How to be Cruel to be Kind
Advice to writers.
Still from Galaxy Quest starring Sigourney Weaver as Gwen DeMarco
As well as acerbic, Dorothy Parker was also a realist: “If you have any young friends who aspire to become writers, the second greatest favour you can do them is to present them with copies of The Elements of Style. The first greatest, of course, is to shoot them now, while they’re happy.”
She had two excellent points: although first published in 1918 (and regularly updated ever since) William Strunk Jr’s classic “How to” guide on writing plain English is still worth careful study. It is readily available and the aspiring should acquire a copy and read it.
Her second – more oblique – point was the use of that word “aspire”. The fact is, many do and few make it to the top of the literary mountain. Those that cluster in the foothills tapping at their keyboards could heed the words of a creative writing teacher who, when told by an aspiring but hopeless student: “I know I have a book in me,” said, “That’s the best place for it, keep it there, why don’t you.”
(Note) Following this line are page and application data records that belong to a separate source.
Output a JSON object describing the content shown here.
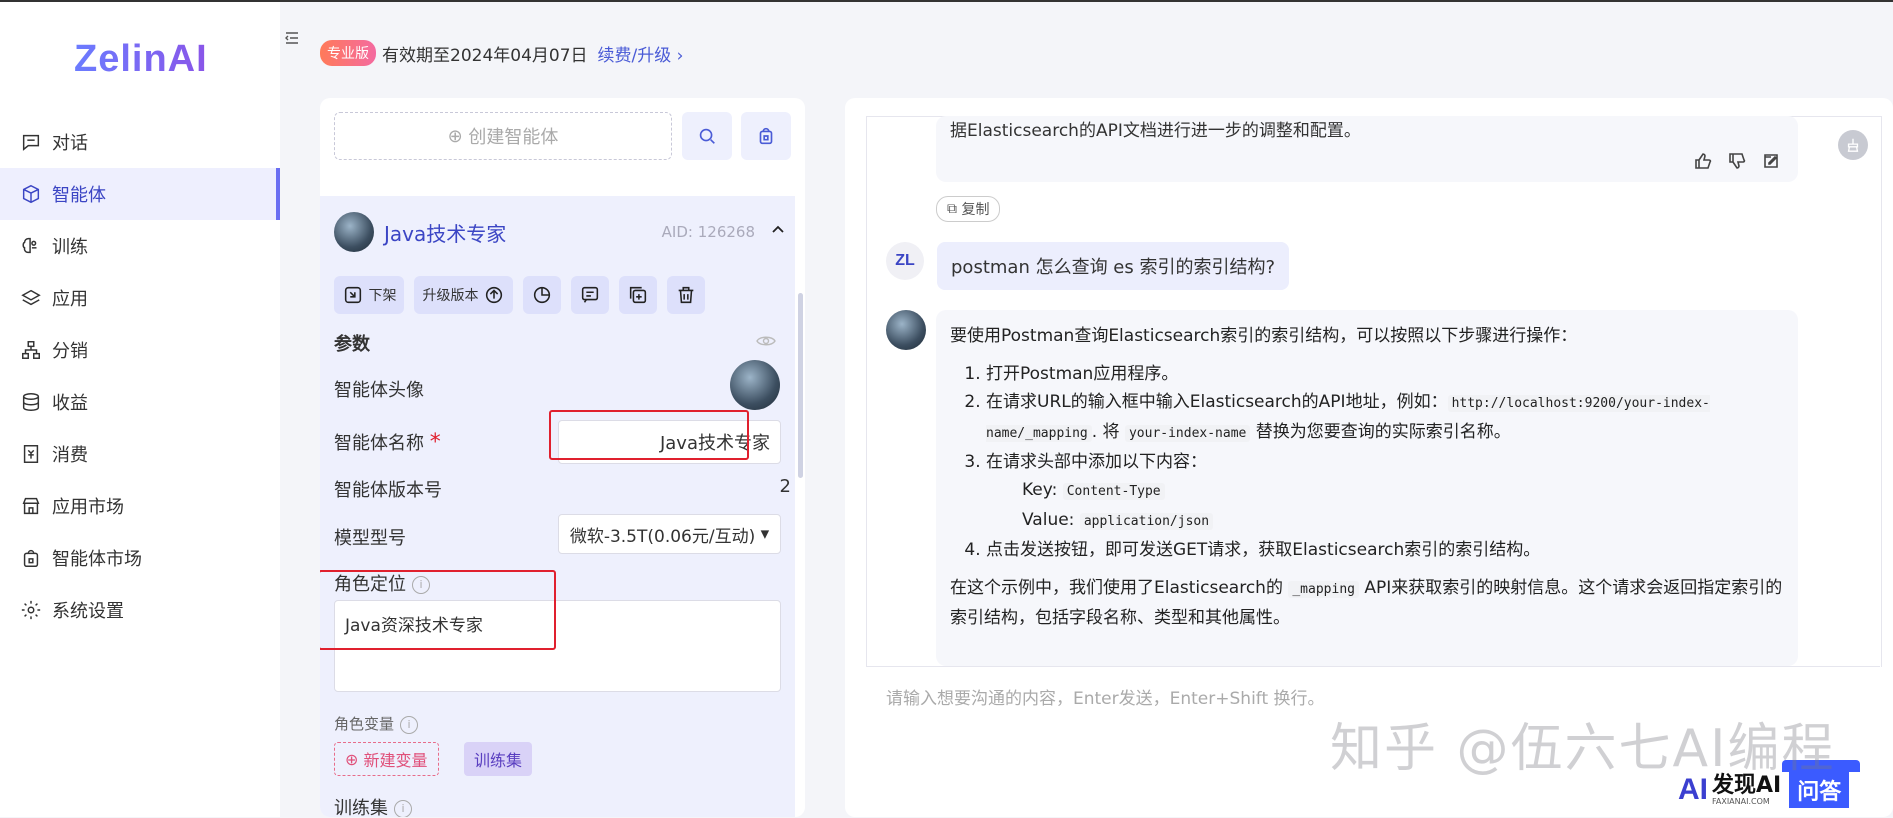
{
  "app": {
    "logo": "ZelinAI"
  },
  "sidebar": {
    "items": [
      {
        "label": "对话",
        "icon": "chat-icon"
      },
      {
        "label": "智能体",
        "icon": "cube-icon",
        "active": true
      },
      {
        "label": "训练",
        "icon": "brain-icon"
      },
      {
        "label": "应用",
        "icon": "layers-icon"
      },
      {
        "label": "分销",
        "icon": "hierarchy-icon"
      },
      {
        "label": "收益",
        "icon": "coins-icon"
      },
      {
        "label": "消费",
        "icon": "receipt-icon"
      },
      {
        "label": "应用市场",
        "icon": "store-icon"
      },
      {
        "label": "智能体市场",
        "icon": "bag-icon"
      },
      {
        "label": "系统设置",
        "icon": "gear-icon"
      }
    ]
  },
  "header": {
    "badge": "专业版",
    "validity": "有效期至2024年04月07日",
    "renew": "续费/升级"
  },
  "agent_panel": {
    "create_label": "创建智能体",
    "agent_name": "Java技术专家",
    "aid": "AID: 126268",
    "tools": {
      "unpublish": "下架",
      "upgrade": "升级版本"
    },
    "params_title": "参数",
    "avatar_label": "智能体头像",
    "name_label": "智能体名称",
    "name_value": "Java技术专家",
    "version_label": "智能体版本号",
    "version_value": "2",
    "model_label": "模型型号",
    "model_value": "微软-3.5T(0.06元/互动)",
    "role_label": "角色定位",
    "role_value": "Java资深技术专家",
    "var_label": "角色变量",
    "new_var": "新建变量",
    "train_set_btn": "训练集",
    "train_set_label": "训练集"
  },
  "chat": {
    "prev_tail": "据Elasticsearch的API文档进行进一步的调整和配置。",
    "copy_label": "复制",
    "user_avatar": "ZL",
    "user_message": "postman 怎么查询 es 索引的索引结构?",
    "answer_intro": "要使用Postman查询Elasticsearch索引的索引结构，可以按照以下步骤进行操作：",
    "step1": "打开Postman应用程序。",
    "step2_a": "在请求URL的输入框中输入Elasticsearch的API地址，例如：",
    "step2_code": "http://localhost:9200/your-index-name/_mapping",
    "step2_b": ". 将",
    "step2_code2": "your-index-name",
    "step2_c": "替换为您要查询的实际索引名称。",
    "step3": "在请求头部中添加以下内容：",
    "key_label": "Key:",
    "key_code": "Content-Type",
    "value_label": "Value:",
    "value_code": "application/json",
    "step4": "点击发送按钮，即可发送GET请求，获取Elasticsearch索引的索引结构。",
    "summary_a": "在这个示例中，我们使用了Elasticsearch的",
    "summary_code": "_mapping",
    "summary_b": "API来获取索引的映射信息。这个请求会返回指定索引的索引结构，包括字段名称、类型和其他属性。",
    "input_placeholder": "请输入想要沟通的内容，Enter发送，Enter+Shift 换行。"
  },
  "watermark": "知乎 @伍六七AI编程",
  "brand": {
    "name": "发现AI",
    "sub": "FAXIANAI.COM",
    "ask": "问答"
  },
  "colors": {
    "accent": "#3b45c4",
    "highlight_box": "#e0202e",
    "badge": "#ff7a59"
  }
}
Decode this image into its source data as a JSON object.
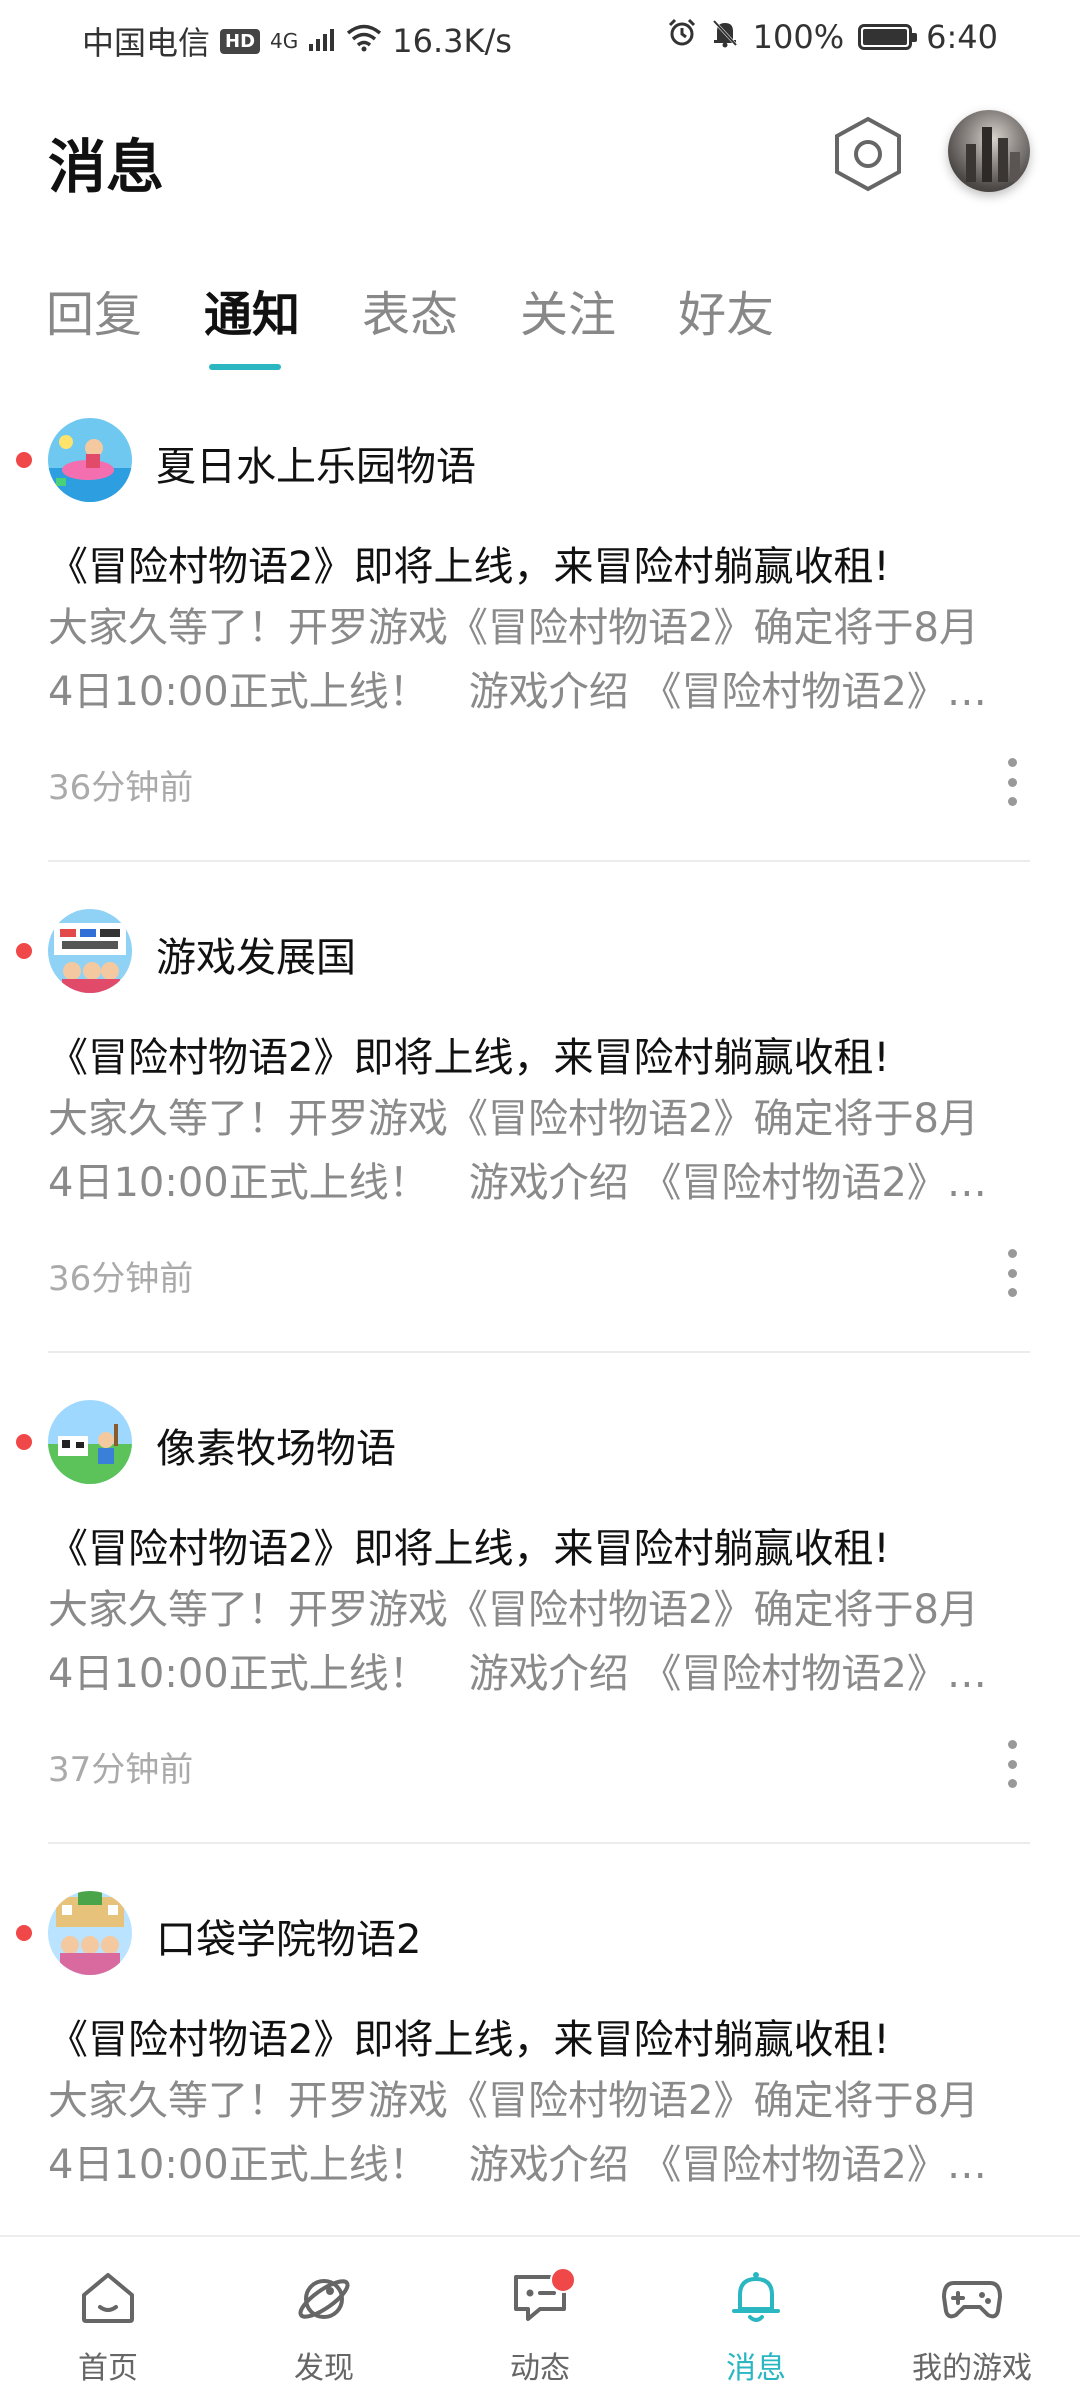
{
  "status_bar": {
    "carrier": "中国电信",
    "hd": "HD",
    "network": "4G",
    "speed": "16.3K/s",
    "battery": "100%",
    "battery_level": 1.0,
    "time": "6:40"
  },
  "header": {
    "title": "消息"
  },
  "tabs": [
    {
      "label": "回复",
      "active": false
    },
    {
      "label": "通知",
      "active": true
    },
    {
      "label": "表态",
      "active": false
    },
    {
      "label": "关注",
      "active": false
    },
    {
      "label": "好友",
      "active": false
    }
  ],
  "notifications": [
    {
      "game": "夏日水上乐园物语",
      "headline": "《冒险村物语2》即将上线，来冒险村躺赢收租!",
      "summary_line1": "大家久等了！开罗游戏《冒险村物语2》确定将于8月",
      "summary_line2": "4日10:00正式上线！　游戏介绍 《冒险村物语2》…",
      "time": "36分钟前",
      "unread": true
    },
    {
      "game": "游戏发展国",
      "headline": "《冒险村物语2》即将上线，来冒险村躺赢收租!",
      "summary_line1": "大家久等了！开罗游戏《冒险村物语2》确定将于8月",
      "summary_line2": "4日10:00正式上线！　游戏介绍 《冒险村物语2》…",
      "time": "36分钟前",
      "unread": true
    },
    {
      "game": "像素牧场物语",
      "headline": "《冒险村物语2》即将上线，来冒险村躺赢收租!",
      "summary_line1": "大家久等了！开罗游戏《冒险村物语2》确定将于8月",
      "summary_line2": "4日10:00正式上线！　游戏介绍 《冒险村物语2》…",
      "time": "37分钟前",
      "unread": true
    },
    {
      "game": "口袋学院物语2",
      "headline": "《冒险村物语2》即将上线，来冒险村躺赢收租!",
      "summary_line1": "大家久等了！开罗游戏《冒险村物语2》确定将于8月",
      "summary_line2": "4日10:00正式上线！　游戏介绍 《冒险村物语2》…",
      "time": "",
      "unread": true
    }
  ],
  "bottom_nav": [
    {
      "label": "首页",
      "icon": "home-icon",
      "active": false
    },
    {
      "label": "发现",
      "icon": "planet-icon",
      "active": false
    },
    {
      "label": "动态",
      "icon": "chat-icon",
      "active": false,
      "badge": true
    },
    {
      "label": "消息",
      "icon": "bell-icon",
      "active": true
    },
    {
      "label": "我的游戏",
      "icon": "gamepad-icon",
      "active": false
    }
  ],
  "colors": {
    "accent": "#2bb7c1",
    "unread_dot": "#f04848",
    "muted_text": "#8a8a8a"
  }
}
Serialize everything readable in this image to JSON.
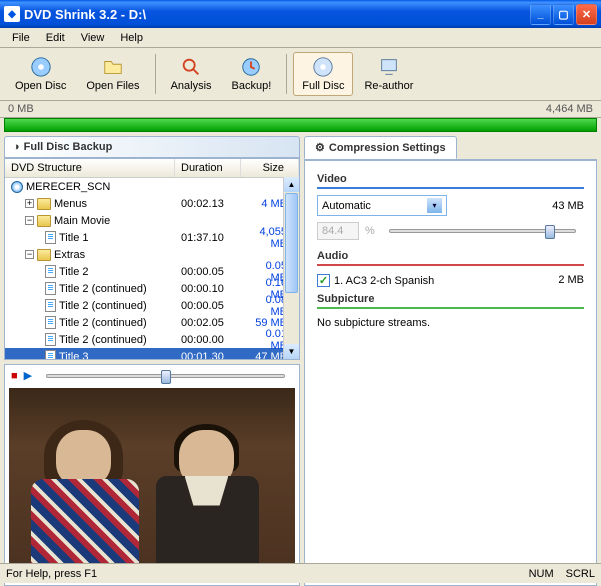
{
  "window": {
    "title": "DVD Shrink 3.2 - D:\\"
  },
  "menu": {
    "file": "File",
    "edit": "Edit",
    "view": "View",
    "help": "Help"
  },
  "toolbar": {
    "open_disc": "Open Disc",
    "open_files": "Open Files",
    "analysis": "Analysis",
    "backup": "Backup!",
    "full_disc": "Full Disc",
    "reauthor": "Re-author"
  },
  "sizebar": {
    "left": "0 MB",
    "right": "4,464 MB"
  },
  "left_panel": {
    "title": "Full Disc Backup"
  },
  "columns": {
    "name": "DVD Structure",
    "duration": "Duration",
    "size": "Size"
  },
  "tree": {
    "root": "MERECER_SCN",
    "menus": {
      "label": "Menus",
      "dur": "00:02.13",
      "size": "4 MB"
    },
    "main": {
      "label": "Main Movie",
      "t1": {
        "label": "Title 1",
        "dur": "01:37.10",
        "size": "4,055 MB"
      }
    },
    "extras": {
      "label": "Extras",
      "r1": {
        "label": "Title 2",
        "dur": "00:00.05",
        "size": "0.05 MB"
      },
      "r2": {
        "label": "Title 2 (continued)",
        "dur": "00:00.10",
        "size": "0.16 MB"
      },
      "r3": {
        "label": "Title 2 (continued)",
        "dur": "00:00.05",
        "size": "0.08 MB"
      },
      "r4": {
        "label": "Title 2 (continued)",
        "dur": "00:02.05",
        "size": "59 MB"
      },
      "r5": {
        "label": "Title 2 (continued)",
        "dur": "00:00.00",
        "size": "0.01 MB"
      },
      "r6": {
        "label": "Title 3",
        "dur": "00:01.30",
        "size": "47 MB"
      }
    }
  },
  "comp": {
    "tab": "Compression Settings",
    "video": {
      "head": "Video",
      "mode": "Automatic",
      "pct": "84.4",
      "pct_unit": "%",
      "size": "43 MB"
    },
    "audio": {
      "head": "Audio",
      "track1": "1. AC3 2-ch Spanish",
      "size1": "2 MB"
    },
    "sub": {
      "head": "Subpicture",
      "msg": "No subpicture streams."
    }
  },
  "status": {
    "help": "For Help, press F1",
    "num": "NUM",
    "scrl": "SCRL"
  }
}
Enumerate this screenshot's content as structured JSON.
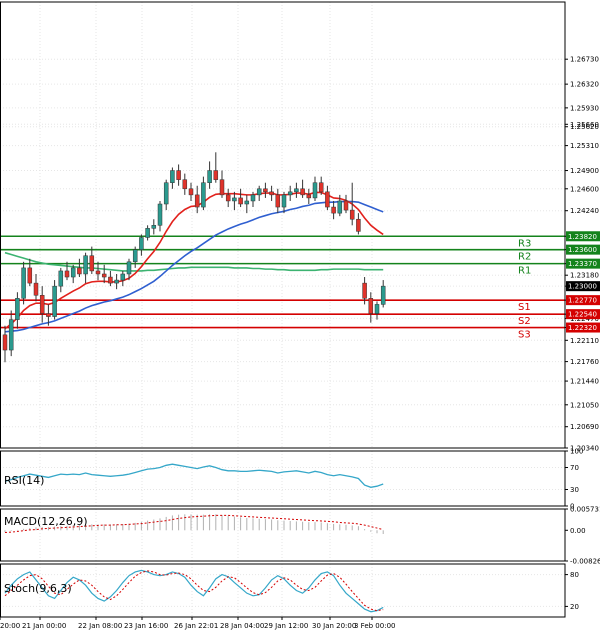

The thing is, just because you can peck out words on a laptop, have access to the internet and know how to use publishing software, is no reason to suppose you can or should be a writer. This is particularly true of the earnest types who post on Facebook or their personal blogs about “my muse” and her presence or absence. Muses have destroyed more trees and pixels than is socially acceptable because they absolve the writer of responsibility for her actions – or inaction. The latter resulting in endless dribblings on the personal blog about how hard it all is.
Back in 1966, Susan Sontag wrote, “perversity is the muse of modern literature” and whatever she meant by it, let’s take it to mean: get off your tail and go find a job, or stop moaning and get on with it. Write.
At the same time, when you do write, it’s also a good idea to think about what it is that you are writing. I mean, have you any idea how many authors of lesbian romances appear not to think at all when writing? No, neither have I, but it’s a lot. For instance, as well as the unlikely prevalence of green-eyed heroines (an earlier column) lesbian romantic heroines do another weird thing.
They slam their eyes shut. Yes, really. And yes, I know – you’re trying it right now and for all your efforts, it’s just not possible to make the essential “slam!” sound required of the act of slamming when what your eyelids are doing is…closing. Lest you doubt, here’s a sample of eye-slamming taken at random and with names removed to protect the guilty – and me from their wrath.
“When her limbs refused to move she slammed her eyes closed,” “Chris’s tongue twirled around her nipple, making it even harder. Mary Jo’s eyes slammed shut.” “Kim’s eyes slammed shut and an inarticulate cry was torn from her throat.” “Her eyes slammed shut and she cried out.” “Candace’s eyes slammed shut as she tilted her pelvis and slid two fingers deep inside herself.” “‘Oh, God,’ she whispered, her eyes slamming shut.” “‘You too.’ Dana gasped and her eyes slammed shut.” And finally, “She slammed her eyes shut to block the image from her mind.”
Yet if writing is still the goal, don’t wait for your muse, just get on and do it. If still lacking motivation, try a viewing of Galaxy Quest, the movie that’s more inspirational than Ayn Rand – and in a good way. Thrill to Captain Jason Nesmith’s exhortation, “Never give up. Never surrender.” Or maybe Gwen DeMarco is more your speed when she says, “Ducts? Why is it always ducts?”